1. I let them choose what they read and when they read.
2. We go to the library at least weekly.
3. I reward with new books.

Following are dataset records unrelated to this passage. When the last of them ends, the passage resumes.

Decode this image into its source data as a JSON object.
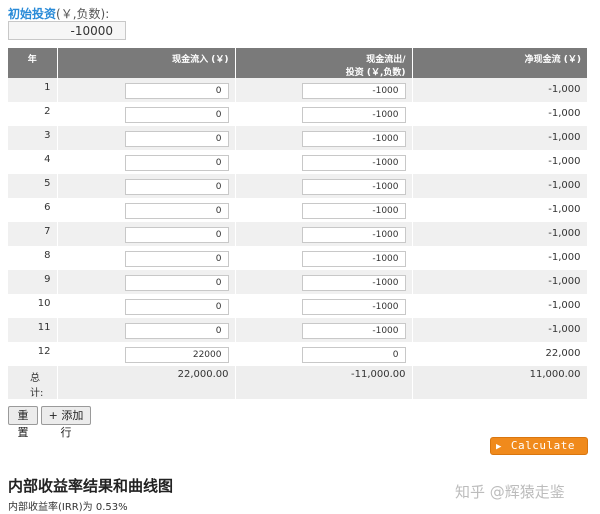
{
  "initial": {
    "label_link": "初始投资",
    "label_note": "(￥,负数):",
    "value": "-10000"
  },
  "table": {
    "headers": {
      "year": "年",
      "inflow": "现金流入 (￥)",
      "outflow_line1": "现金流出/",
      "outflow_line2": "投资 (￥,负数)",
      "net": "净现金流 (￥)"
    },
    "rows": [
      {
        "year": "1",
        "inflow": "0",
        "outflow": "-1000",
        "net": "-1,000"
      },
      {
        "year": "2",
        "inflow": "0",
        "outflow": "-1000",
        "net": "-1,000"
      },
      {
        "year": "3",
        "inflow": "0",
        "outflow": "-1000",
        "net": "-1,000"
      },
      {
        "year": "4",
        "inflow": "0",
        "outflow": "-1000",
        "net": "-1,000"
      },
      {
        "year": "5",
        "inflow": "0",
        "outflow": "-1000",
        "net": "-1,000"
      },
      {
        "year": "6",
        "inflow": "0",
        "outflow": "-1000",
        "net": "-1,000"
      },
      {
        "year": "7",
        "inflow": "0",
        "outflow": "-1000",
        "net": "-1,000"
      },
      {
        "year": "8",
        "inflow": "0",
        "outflow": "-1000",
        "net": "-1,000"
      },
      {
        "year": "9",
        "inflow": "0",
        "outflow": "-1000",
        "net": "-1,000"
      },
      {
        "year": "10",
        "inflow": "0",
        "outflow": "-1000",
        "net": "-1,000"
      },
      {
        "year": "11",
        "inflow": "0",
        "outflow": "-1000",
        "net": "-1,000"
      },
      {
        "year": "12",
        "inflow": "22000",
        "outflow": "0",
        "net": "22,000"
      }
    ],
    "totals": {
      "label": "总计:",
      "inflow": "22,000.00",
      "outflow": "-11,000.00",
      "net": "11,000.00"
    }
  },
  "buttons": {
    "reset": "重置",
    "add_row": "+ 添加行",
    "calculate": "Calculate",
    "calculate_icon": "play-triangle-icon"
  },
  "result": {
    "title": "内部收益率结果和曲线图",
    "irr_text": "内部收益率(IRR)为 0.53%"
  },
  "watermark": "知乎 @辉猿走鉴",
  "colors": {
    "header_bg": "#7a7a7a",
    "accent_link": "#2a8bd8",
    "calculate_bg": "#f08a1c"
  }
}
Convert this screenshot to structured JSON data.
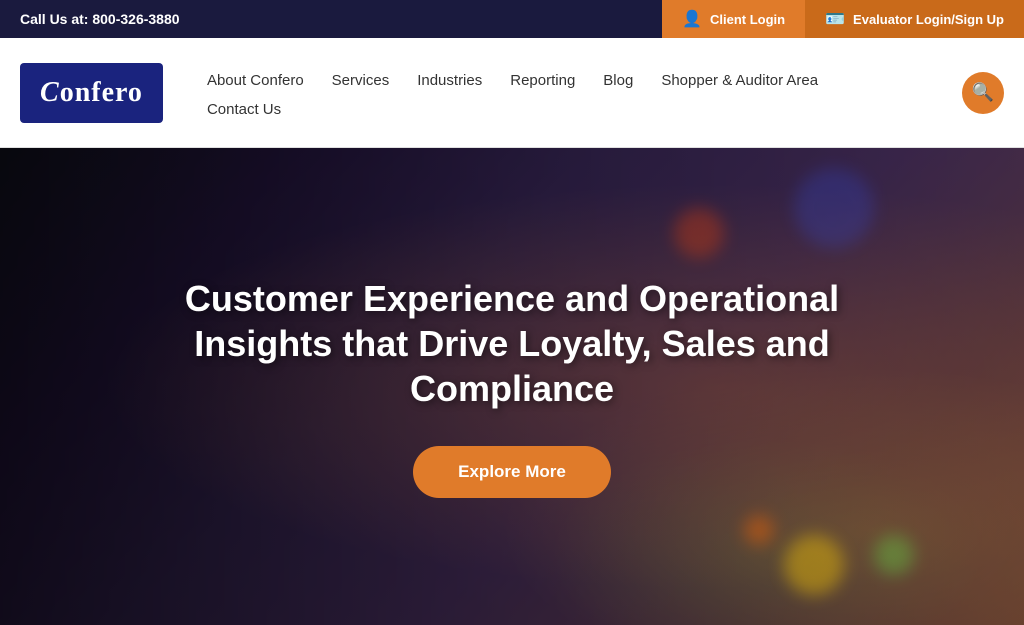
{
  "topbar": {
    "phone_label": "Call Us at:",
    "phone_number": "800-326-3880",
    "client_login_label": "Client Login",
    "evaluator_login_label": "Evaluator Login/Sign Up"
  },
  "logo": {
    "text": "Confero"
  },
  "nav": {
    "links_row1": [
      {
        "label": "About Confero",
        "id": "about"
      },
      {
        "label": "Services",
        "id": "services"
      },
      {
        "label": "Industries",
        "id": "industries"
      },
      {
        "label": "Reporting",
        "id": "reporting"
      },
      {
        "label": "Blog",
        "id": "blog"
      },
      {
        "label": "Shopper & Auditor Area",
        "id": "shopper"
      }
    ],
    "links_row2": [
      {
        "label": "Contact Us",
        "id": "contact"
      }
    ]
  },
  "hero": {
    "title": "Customer Experience and Operational Insights that Drive Loyalty, Sales and Compliance",
    "explore_btn": "Explore More"
  }
}
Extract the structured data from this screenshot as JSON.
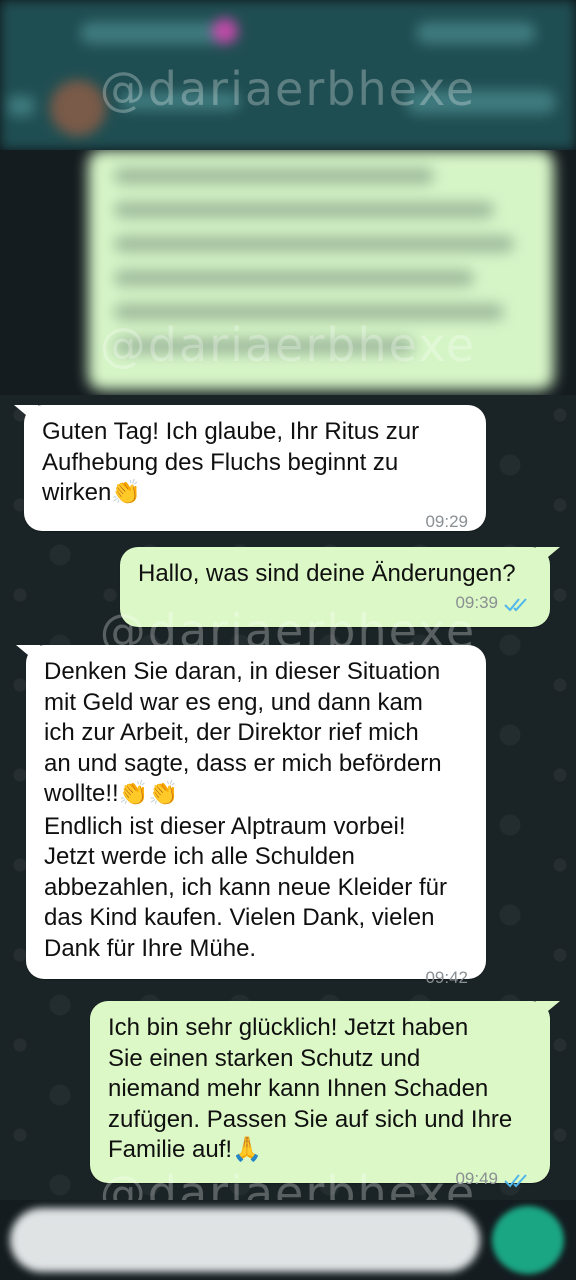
{
  "watermark": "@dariaerbhexe",
  "messages": [
    {
      "direction": "incoming",
      "text": "Guten Tag! Ich glaube, Ihr Ritus zur\nAufhebung des Fluchs beginnt zu\nwirken",
      "emoji": "👏",
      "time": "09:29"
    },
    {
      "direction": "outgoing",
      "text": "Hallo, was sind deine Änderungen?",
      "time": "09:39",
      "read": true
    },
    {
      "direction": "incoming",
      "text": "Denken Sie daran, in dieser Situation\nmit Geld war es eng, und dann kam\nich zur Arbeit, der Direktor rief mich\nan und sagte, dass er mich befördern\nwollte!!",
      "emoji": "👏👏",
      "text2": "Endlich ist dieser Alptraum vorbei!\nJetzt werde ich alle Schulden\nabbezahlen, ich kann neue Kleider für\ndas Kind kaufen. Vielen Dank, vielen\nDank für Ihre Mühe.",
      "time": "09:42"
    },
    {
      "direction": "outgoing",
      "text": "Ich bin sehr glücklich! Jetzt haben\nSie einen starken Schutz und\nniemand mehr kann Ihnen Schaden\nzufügen. Passen Sie auf sich und Ihre\nFamilie auf!",
      "emoji": "🙏",
      "time": "09:49",
      "read": true
    }
  ],
  "colors": {
    "incoming_bubble": "#ffffff",
    "outgoing_bubble": "#dcf8c6",
    "read_ticks": "#4fb6ec",
    "header": "#1f4e52",
    "send_button": "#1aa683"
  },
  "icons": {
    "read_receipt": "double-check-icon",
    "send": "mic-icon"
  }
}
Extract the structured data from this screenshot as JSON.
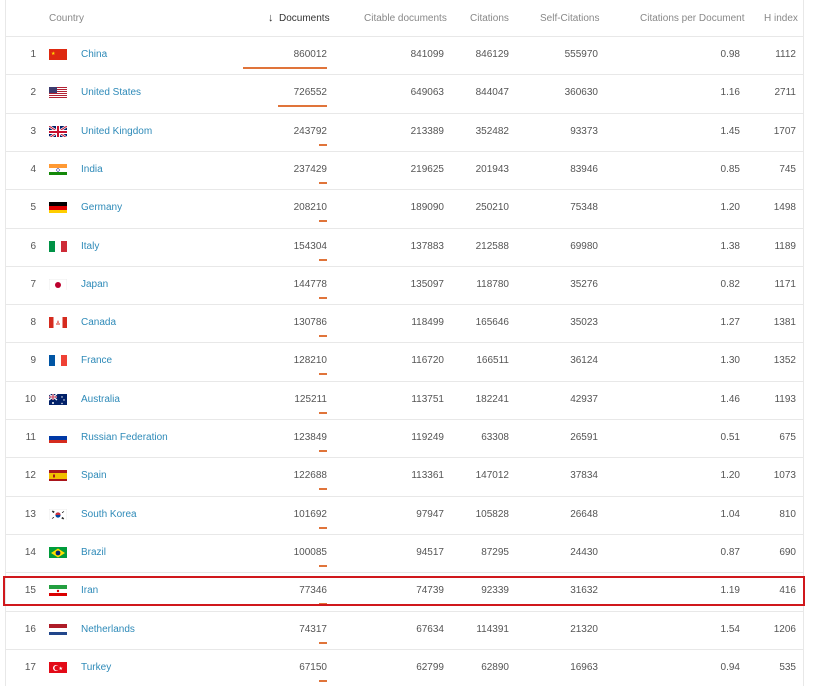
{
  "table": {
    "headers": {
      "country": "Country",
      "documents": "Documents",
      "citable": "Citable documents",
      "citations": "Citations",
      "self_citations": "Self-Citations",
      "cpd": "Citations per Document",
      "hindex": "H index"
    },
    "sort_arrow_icon": "arrow-down-icon",
    "accent_color": "#e0743a",
    "highlight_color": "#d0181c",
    "rows": [
      {
        "rank": "1",
        "country": "China",
        "flag": "china",
        "documents": "860012",
        "citable": "841099",
        "citations": "846129",
        "self": "555970",
        "cpd": "0.98",
        "h": "1112"
      },
      {
        "rank": "2",
        "country": "United States",
        "flag": "usa",
        "documents": "726552",
        "citable": "649063",
        "citations": "844047",
        "self": "360630",
        "cpd": "1.16",
        "h": "2711"
      },
      {
        "rank": "3",
        "country": "United Kingdom",
        "flag": "uk",
        "documents": "243792",
        "citable": "213389",
        "citations": "352482",
        "self": "93373",
        "cpd": "1.45",
        "h": "1707"
      },
      {
        "rank": "4",
        "country": "India",
        "flag": "india",
        "documents": "237429",
        "citable": "219625",
        "citations": "201943",
        "self": "83946",
        "cpd": "0.85",
        "h": "745"
      },
      {
        "rank": "5",
        "country": "Germany",
        "flag": "germany",
        "documents": "208210",
        "citable": "189090",
        "citations": "250210",
        "self": "75348",
        "cpd": "1.20",
        "h": "1498"
      },
      {
        "rank": "6",
        "country": "Italy",
        "flag": "italy",
        "documents": "154304",
        "citable": "137883",
        "citations": "212588",
        "self": "69980",
        "cpd": "1.38",
        "h": "1189"
      },
      {
        "rank": "7",
        "country": "Japan",
        "flag": "japan",
        "documents": "144778",
        "citable": "135097",
        "citations": "118780",
        "self": "35276",
        "cpd": "0.82",
        "h": "1171"
      },
      {
        "rank": "8",
        "country": "Canada",
        "flag": "canada",
        "documents": "130786",
        "citable": "118499",
        "citations": "165646",
        "self": "35023",
        "cpd": "1.27",
        "h": "1381"
      },
      {
        "rank": "9",
        "country": "France",
        "flag": "france",
        "documents": "128210",
        "citable": "116720",
        "citations": "166511",
        "self": "36124",
        "cpd": "1.30",
        "h": "1352"
      },
      {
        "rank": "10",
        "country": "Australia",
        "flag": "australia",
        "documents": "125211",
        "citable": "113751",
        "citations": "182241",
        "self": "42937",
        "cpd": "1.46",
        "h": "1193"
      },
      {
        "rank": "11",
        "country": "Russian Federation",
        "flag": "russia",
        "documents": "123849",
        "citable": "119249",
        "citations": "63308",
        "self": "26591",
        "cpd": "0.51",
        "h": "675"
      },
      {
        "rank": "12",
        "country": "Spain",
        "flag": "spain",
        "documents": "122688",
        "citable": "113361",
        "citations": "147012",
        "self": "37834",
        "cpd": "1.20",
        "h": "1073"
      },
      {
        "rank": "13",
        "country": "South Korea",
        "flag": "korea",
        "documents": "101692",
        "citable": "97947",
        "citations": "105828",
        "self": "26648",
        "cpd": "1.04",
        "h": "810"
      },
      {
        "rank": "14",
        "country": "Brazil",
        "flag": "brazil",
        "documents": "100085",
        "citable": "94517",
        "citations": "87295",
        "self": "24430",
        "cpd": "0.87",
        "h": "690"
      },
      {
        "rank": "15",
        "country": "Iran",
        "flag": "iran",
        "documents": "77346",
        "citable": "74739",
        "citations": "92339",
        "self": "31632",
        "cpd": "1.19",
        "h": "416"
      },
      {
        "rank": "16",
        "country": "Netherlands",
        "flag": "netherlands",
        "documents": "74317",
        "citable": "67634",
        "citations": "114391",
        "self": "21320",
        "cpd": "1.54",
        "h": "1206"
      },
      {
        "rank": "17",
        "country": "Turkey",
        "flag": "turkey",
        "documents": "67150",
        "citable": "62799",
        "citations": "62890",
        "self": "16963",
        "cpd": "0.94",
        "h": "535"
      }
    ]
  }
}
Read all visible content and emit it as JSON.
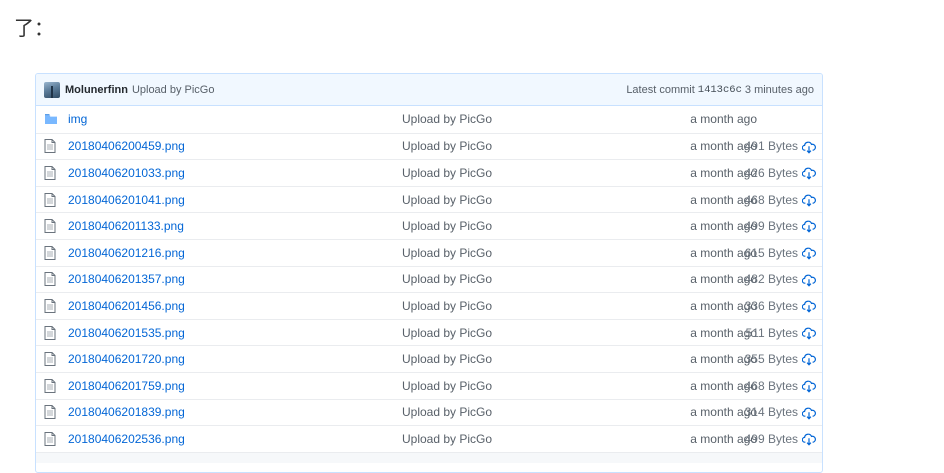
{
  "intro_text": "了：",
  "commit": {
    "author": "Molunerfinn",
    "message": "Upload by PicGo",
    "latest_label": "Latest commit",
    "sha": "1413c6c",
    "time": "3 minutes ago"
  },
  "files": [
    {
      "name": "img",
      "type": "dir",
      "message": "Upload by PicGo",
      "age": "a month ago",
      "size": ""
    },
    {
      "name": "20180406200459.png",
      "type": "file",
      "message": "Upload by PicGo",
      "age": "a month ago",
      "size": "491 Bytes"
    },
    {
      "name": "20180406201033.png",
      "type": "file",
      "message": "Upload by PicGo",
      "age": "a month ago",
      "size": "426 Bytes"
    },
    {
      "name": "20180406201041.png",
      "type": "file",
      "message": "Upload by PicGo",
      "age": "a month ago",
      "size": "468 Bytes"
    },
    {
      "name": "20180406201133.png",
      "type": "file",
      "message": "Upload by PicGo",
      "age": "a month ago",
      "size": "499 Bytes"
    },
    {
      "name": "20180406201216.png",
      "type": "file",
      "message": "Upload by PicGo",
      "age": "a month ago",
      "size": "615 Bytes"
    },
    {
      "name": "20180406201357.png",
      "type": "file",
      "message": "Upload by PicGo",
      "age": "a month ago",
      "size": "482 Bytes"
    },
    {
      "name": "20180406201456.png",
      "type": "file",
      "message": "Upload by PicGo",
      "age": "a month ago",
      "size": "336 Bytes"
    },
    {
      "name": "20180406201535.png",
      "type": "file",
      "message": "Upload by PicGo",
      "age": "a month ago",
      "size": "511 Bytes"
    },
    {
      "name": "20180406201720.png",
      "type": "file",
      "message": "Upload by PicGo",
      "age": "a month ago",
      "size": "355 Bytes"
    },
    {
      "name": "20180406201759.png",
      "type": "file",
      "message": "Upload by PicGo",
      "age": "a month ago",
      "size": "468 Bytes"
    },
    {
      "name": "20180406201839.png",
      "type": "file",
      "message": "Upload by PicGo",
      "age": "a month ago",
      "size": "314 Bytes"
    },
    {
      "name": "20180406202536.png",
      "type": "file",
      "message": "Upload by PicGo",
      "age": "a month ago",
      "size": "499 Bytes"
    }
  ],
  "icons": {
    "folder": "folder-icon",
    "file": "file-icon",
    "download": "cloud-download-icon",
    "avatar": "avatar"
  },
  "colors": {
    "link": "#0366d6",
    "header_bg": "#f1f8ff",
    "header_border": "#c8e1ff",
    "muted": "#586069",
    "folder": "#79b8ff"
  }
}
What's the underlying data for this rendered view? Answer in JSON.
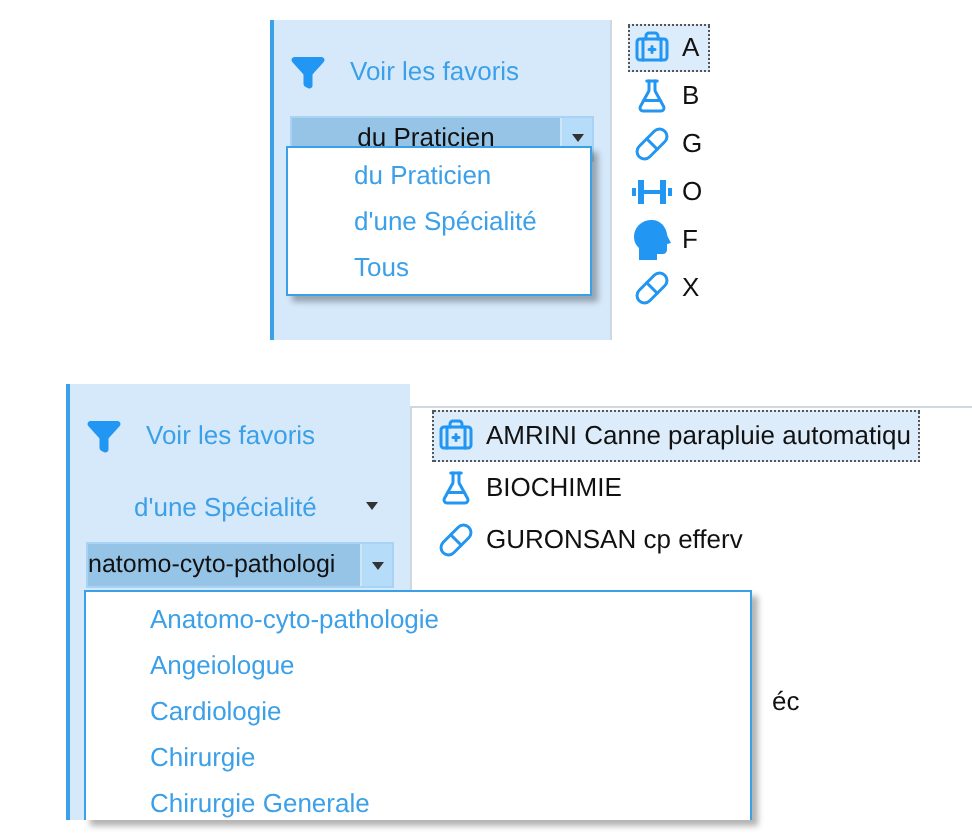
{
  "panels": [
    {
      "sidebar": {
        "favorites_label": "Voir les favoris",
        "combo": {
          "value": "du Praticien",
          "open": true
        },
        "dropdown": [
          "du Praticien",
          "d'une Spécialité",
          "Tous"
        ]
      },
      "list": [
        {
          "kind": "medkit",
          "text": "A",
          "selected": true
        },
        {
          "kind": "flask",
          "text": "B",
          "selected": false
        },
        {
          "kind": "pill",
          "text": "G",
          "selected": false
        },
        {
          "kind": "dumbbell",
          "text": "O",
          "selected": false
        },
        {
          "kind": "brain",
          "text": "F",
          "selected": false
        },
        {
          "kind": "pill",
          "text": "X",
          "selected": false
        }
      ]
    },
    {
      "sidebar": {
        "favorites_label": "Voir les favoris",
        "scope_selector": "d'une Spécialité",
        "combo": {
          "value": "natomo-cyto-pathologi",
          "open": true
        },
        "dropdown": [
          "Anatomo-cyto-pathologie",
          "Angeiologue",
          "Cardiologie",
          "Chirurgie",
          "Chirurgie Generale"
        ]
      },
      "list": [
        {
          "kind": "medkit",
          "text": "AMRINI Canne parapluie automatiqu",
          "selected": true
        },
        {
          "kind": "flask",
          "text": "BIOCHIMIE",
          "selected": false
        },
        {
          "kind": "pill",
          "text": "GURONSAN cp efferv",
          "selected": false
        },
        {
          "kind": "fragment",
          "text": "éc"
        }
      ]
    }
  ]
}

This year, my 12 yo and 10 yo and I are going to try having a book club. Our first pick is “Hidden Figures: Young Reader’s Edition.” When we finish the book, we’re going to the planetarium on a field trip. I’m so excited!